Oh hi, you’re new here? Okay, the headlines so far:
- Born with CP after being injured during birth, I got off to a wobbly start.
- Growing up in a tiny little village, I was the target of much prejudice. I was token disabled kid, but in my head I was gonna grow up to be a rockstar. I’d show ’em all when I grew up.
- I discovered heavy metal and electric guitars around the age of 10 and had my plans for world domination all mapped out to the soundtrack of Metallica, Iron Maiden, Megadeth and Pantera.
- Britpop happened in my teens, and took me and my guitar with it.
- I played in bands well into my 20s, and eventually grew into an acoustic guitar wielding solo singer songwriter.
- My career was going okay despite the obvious access barriers of getting around and getting onto stages and stuff like that. Around 2013 I began to notice (but tried to ignore) that my CP was impacting on my guitar playing. I was really beginning to struggle to perform live, and it’s no exaggeration to say that I thought my career was coming to an end.

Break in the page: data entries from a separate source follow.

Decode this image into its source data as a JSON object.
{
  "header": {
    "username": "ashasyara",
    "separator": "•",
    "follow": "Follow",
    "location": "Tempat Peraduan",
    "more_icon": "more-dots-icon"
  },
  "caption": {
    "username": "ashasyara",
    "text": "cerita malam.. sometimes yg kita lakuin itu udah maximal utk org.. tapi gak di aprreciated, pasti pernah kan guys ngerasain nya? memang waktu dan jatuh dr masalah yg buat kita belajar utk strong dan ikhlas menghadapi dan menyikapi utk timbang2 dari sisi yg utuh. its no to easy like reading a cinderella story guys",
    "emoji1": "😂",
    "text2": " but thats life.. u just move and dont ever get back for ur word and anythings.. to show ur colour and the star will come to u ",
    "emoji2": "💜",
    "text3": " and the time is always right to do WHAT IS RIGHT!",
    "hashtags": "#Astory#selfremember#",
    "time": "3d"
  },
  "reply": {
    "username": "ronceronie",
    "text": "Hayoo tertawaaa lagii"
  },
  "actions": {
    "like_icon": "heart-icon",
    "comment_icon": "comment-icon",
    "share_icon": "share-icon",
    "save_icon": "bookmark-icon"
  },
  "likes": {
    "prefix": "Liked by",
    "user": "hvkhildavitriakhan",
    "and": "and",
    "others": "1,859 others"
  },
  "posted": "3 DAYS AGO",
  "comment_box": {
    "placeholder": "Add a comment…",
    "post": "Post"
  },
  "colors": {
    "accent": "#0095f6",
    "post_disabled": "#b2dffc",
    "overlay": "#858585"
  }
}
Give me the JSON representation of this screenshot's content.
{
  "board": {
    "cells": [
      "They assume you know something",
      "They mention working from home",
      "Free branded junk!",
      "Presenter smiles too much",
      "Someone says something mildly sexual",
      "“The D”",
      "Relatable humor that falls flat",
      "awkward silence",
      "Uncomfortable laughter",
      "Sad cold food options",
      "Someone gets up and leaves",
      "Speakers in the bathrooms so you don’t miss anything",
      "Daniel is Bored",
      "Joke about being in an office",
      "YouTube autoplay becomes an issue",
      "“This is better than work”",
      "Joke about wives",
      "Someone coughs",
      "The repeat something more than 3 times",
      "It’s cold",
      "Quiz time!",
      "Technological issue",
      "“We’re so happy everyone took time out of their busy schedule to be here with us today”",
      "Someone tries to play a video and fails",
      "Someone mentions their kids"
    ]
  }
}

- I reached out to a charity called Drake music, who work primarily with technology to make music making more accessible to disabled people.
- Drake musics resident technologist Gavin Hewitt took a keen interest in my songs and we talked a lot about how I could continue making music moving forward. At the time, I struggled to connect with the concept of accessible music technology.
- Drake music begin talking to Imogen Heap’s team about a revolutionary new MIDI controller that seemed like Science Fiction. The mimu gloves were a wearable technology developed to help Imogen perform electronic music in a more gestural and expressive way. Quite by accident, gallon and I could see that she and her team had invented an extraordinary piece of accessible music technology.
- Drake music purchased a pair of Mimi gloves for me to use and be one of the first people ever to use this new technology, with only 15 pairs made public at this time.
- I began reimagining my guitar and piano led back catalogue for this new and incredible instrument, and eventually put together a live show entitled the gloves are on.
- After a successful UK tour in collaboration with disability charity attitude is everything and independent venue week, the phone kept ringing.
- With TV newspaper and radio appearances, the buzz around my work continue to grow, as did the show.
- Originally scheduled for one week, I toured the gloves on for 18 months internationally which shows all over the UK and Europe and the final performance at the Kennedy Centerin Washington DC in summer 2017.
- I ended the tour, somewhat on a high but also with a need to reimagine and reinvent the music I was making with this new technology.
And that, is how we got here…